WASHINGTON —Before he was a three-time Stanley Cup champion, before he was an alternate captain, before he was locked in to a massive eight-year contract, Brent Seabrook was just another chip. Trade bait. Twisting in the wind every February, wondering if he’d get to stick around Chicago and finish what he started.
“Early in my career, I was involved in a lot of rumors,” Seabrook said. “You just try to block it out the best you can.”
Of course, that was in the days before social media took every molehill of speculation and turned it into a mountain of hot takes —a thought becoming a rumor becoming a proposal becoming an inevitability becoming, more often than not, nothing in the end.

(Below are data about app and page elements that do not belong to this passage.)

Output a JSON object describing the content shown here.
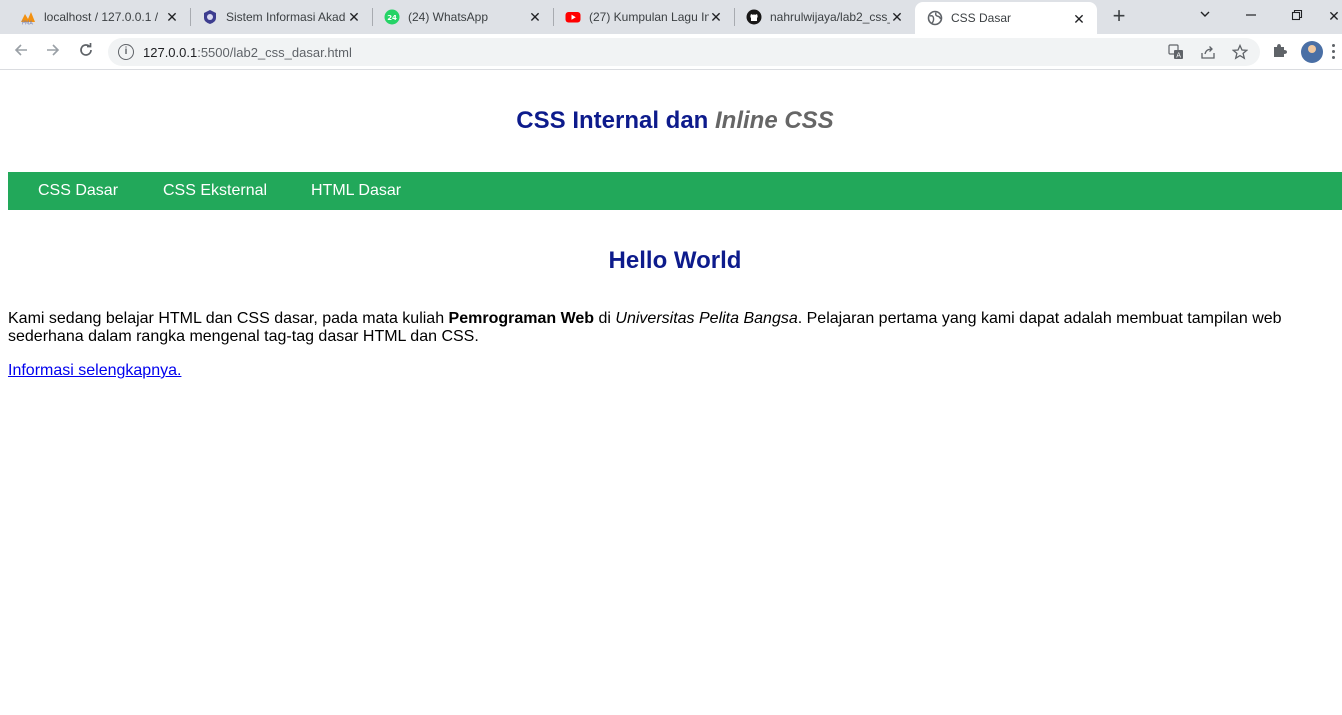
{
  "browser": {
    "tabs": [
      {
        "title": "localhost / 127.0.0.1 / ",
        "favicon": "phpmyadmin-icon",
        "active": false
      },
      {
        "title": "Sistem Informasi Akad",
        "favicon": "university-icon",
        "active": false
      },
      {
        "title": "(24) WhatsApp",
        "favicon": "whatsapp-icon",
        "badge": "24",
        "active": false
      },
      {
        "title": "(27) Kumpulan Lagu In",
        "favicon": "youtube-icon",
        "active": false
      },
      {
        "title": "nahrulwijaya/lab2_css_",
        "favicon": "github-icon",
        "active": false
      },
      {
        "title": "CSS Dasar",
        "favicon": "globe-icon",
        "active": true
      }
    ],
    "url_host": "127.0.0.1",
    "url_rest": ":5500/lab2_css_dasar.html",
    "accent_green": "#22a85a",
    "title_blue": "#0d1b8c"
  },
  "page": {
    "title_part1": "CSS Internal dan ",
    "title_part2": "Inline CSS",
    "nav": [
      "CSS Dasar",
      "CSS Eksternal",
      "HTML Dasar"
    ],
    "heading": "Hello World",
    "para_1": "Kami sedang belajar HTML dan CSS dasar, pada mata kuliah ",
    "para_bold": "Pemrograman Web",
    "para_2": " di ",
    "para_italic": "Universitas Pelita Bangsa",
    "para_3": ". Pelajaran pertama yang kami dapat adalah membuat tampilan web sederhana dalam rangka mengenal tag-tag dasar HTML dan CSS.",
    "link": "Informasi selengkapnya."
  }
}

The days and weeks leading up to the annual NHL trade deadline are a harrowing mess of misinformation and speculation that few players can escape. Seabrook’s one of the lucky ones now. He’s an untouchable. But not everybody is so fortunate. And until that Feb. 29 deadline comes and goes, only the lucky few feel totally safe.
Andrew Desjardins learned that last March 2, when he was traded by San Jose to the Blackhawks for Ben Smith just hours before the deadline.
“You always know the deadline’s coming, so you try to prepare yourself,” Desjardins said. “The more years I’ve been in this league the more you see guys coming in and out. It’s definitely a time of year where you’re just prepared for anything. You never know what’s going to happen.”
Desjardins had an inkling he might get traded last spring, but as the deadline neared on March 2, he figured he was sticking around. Then, suddenly, he was sent halfway across the continent and thrust into a Stanley Cup run. Exciting, yes. “Shocking,” though, too, he said.
Perennial contenders such as the Hawks are usually looking to add, not subtract, at the deadline, so the veterans usually don’t sweat it. But for role players, fringe players, players on expiring or unwieldy contracts, and players in Rockford, the next 10 days will be stomach-churning. If the Hawks manage to land the top-line left wing they’re seeking —someone like Andrew Ladd, Mikkel Boedker, Kris Versteeg or Loui Ericsson —they’ll likely have to give up some young talent, because they’ve already dealt away this year’s second-round pick (for Kimmo Timonen last spring), as well as extra fourth- and fifth-rounders. So perhaps nobody currently in Rockford is safe.
“It’s a nervous time in Rockford,” said Phil Danault, who saw several IceHogs teammates traded over the last two seasons. “Lot of guys get traded. I wasn’t that nervous about getting traded, though. I knew the Hawks liked me a lot, and I liked them a lot, too. It’s a good fit.”
Most Hawks claim to stay away from the relentless speculation, and some avoid Twitter entirely this time of year. But it’s unavoidable. Players are bound to see a story in the daily press clippings, or stumble on to a column online, or catch some intermission chatter during a television broadcast.
“You hear about that stuff,” said Jonathan Toews, who’s never been linked to a trade in his life, but who has seen plenty of teammates come and go. “If there’s anything worth your attention, it’ll get to you at some point. Other than, you don’t want to read into some things too much.”
Obviously, everyone on the Hawks roster wants to stay on the Hawks roster. One Hawks player spoke anonymously about the “horror” of being sent from the league’s top franchise to some bottom-feeding team in some far-flung town. But there’s also a firm belief in the dressing room that general manager Stan Bowman deserves the benefit of the doubt. While not every trade he’s made has been a success (David Rundblad in 2014, Timonen last spring), things usually work out for the Hawks this time of year.
“The trade deadline’s a tough time of year,” Seabrook said. “But Stan’s always working and always trying to make our team better. I don’t know what he has in store this year, so we’ll just have to wait and see what happens.”